Surface Water/Groundwater Interaction: A Forensic Approach to Salinity in an Alluvial Aquifer

Monday, December 3, 2018: 10:40 a.m.
N107/108 (Las Vegas Convention Center)
Erin Noonan , Geosciences Department, Baylor University, Waco, TX
Joe C. Yelderman Jr., PhD, PG , Geosciences, Baylor University, Waco, TX

The Brazos River Alluvium aquifer is a minor aquifer in central and east Texas under water table conditions. It is an underutilized resource, and is being considered as a future supplemental water source. However, variability in salinity occurs throughout the Brazos River Alluvium aquifer and the source of this variability is unclear. The objective of this study is to characterize salinity variability in the northern segment of the Brazos River Alluvium aquifer and evaluate potential salinity sources. A common supposition is elevated salinity levels in the aquifer are the result of groundwater-surface water interactions between the aquifer and the Brazos River, which also exhibits a high salinity. However, other salinity sources include irrigation, evapotranspiration, and brine contamination from historic oil and gas activities. To characterize the variability of aquifer salinity, water samples collected throughout the study area were analyzed for ions, specific conductance, and stable isotopes of hydrogen and oxygen. The specific conductance of the northern segment of the Brazos River Alluvium aquifer ranges from 390 to 1,640 mS/cm and averages 916 mS/cm. The average specific conductance the Brazos River in the northern segment is 1108 mS/cm. The spatial distribution of specific conductance in the aquifer shows that specific conductance changes rapidly over short distances. In multiple instances specific conductance values double over the course of a few hundred meters. Specific conductance profiles show stratification in wells, and data loggers have been implemented to monitor changes in specific conductance over time. Preliminary data show that the aquifer and river appear to be ionically and isotopically distinct, and that groundwater-surface water interactions between the aquifer and Brazos River is not likely the major source of aquifer salinity. However, irrigation with water from the Brazos River could potentially indirectly affect the salinity of the aquifer.
Erin Noonan, Geosciences Department, Baylor University, Waco, TX
I am a Master of Science in Geology candidate at Baylor University and have a Bachelor of Science in Geoscience and Minor in Mathematics from Angelo State University. The focus of my thesis is on characterizing the variability of salinity in the northern segment of the Brazos River Alluvium aquifer, and evaluating potential sources of salinity. In addition, I am a licensed Geoscientist in Training (GIT) in the state of Texas.

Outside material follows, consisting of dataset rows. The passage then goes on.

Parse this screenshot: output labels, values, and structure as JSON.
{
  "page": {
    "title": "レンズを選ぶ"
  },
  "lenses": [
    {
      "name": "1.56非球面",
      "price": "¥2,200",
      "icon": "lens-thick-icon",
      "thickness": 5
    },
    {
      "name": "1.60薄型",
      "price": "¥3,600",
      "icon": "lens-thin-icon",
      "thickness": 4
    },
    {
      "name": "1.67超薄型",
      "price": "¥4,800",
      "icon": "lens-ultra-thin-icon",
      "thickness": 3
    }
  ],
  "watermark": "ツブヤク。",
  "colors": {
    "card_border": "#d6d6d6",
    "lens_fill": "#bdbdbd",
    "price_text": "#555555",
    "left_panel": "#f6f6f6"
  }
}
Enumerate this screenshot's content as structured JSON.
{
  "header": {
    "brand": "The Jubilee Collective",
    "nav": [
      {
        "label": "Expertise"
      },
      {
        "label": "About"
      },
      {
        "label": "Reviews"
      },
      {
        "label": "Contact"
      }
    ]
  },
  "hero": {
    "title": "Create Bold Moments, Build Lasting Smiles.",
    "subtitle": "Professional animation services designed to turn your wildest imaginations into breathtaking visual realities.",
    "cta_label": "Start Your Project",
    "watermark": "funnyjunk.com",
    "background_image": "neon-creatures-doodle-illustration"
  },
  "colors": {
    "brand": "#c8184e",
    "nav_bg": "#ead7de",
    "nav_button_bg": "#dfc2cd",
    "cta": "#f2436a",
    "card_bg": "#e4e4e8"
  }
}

Joe C. Yelderman Jr., PhD, PG, Geosciences, Baylor University, Waco, TX
Joe Yelderman Jr. is a professor in the Department of Geology at Baylor University. He is currently the director of the Institute for Ecological, Earth, and Environmental Sciences. His specialty areas are hydrogeology and environmental geology. His research interests include springs, groundwater/surface-water interactions, and urban hydrogeology.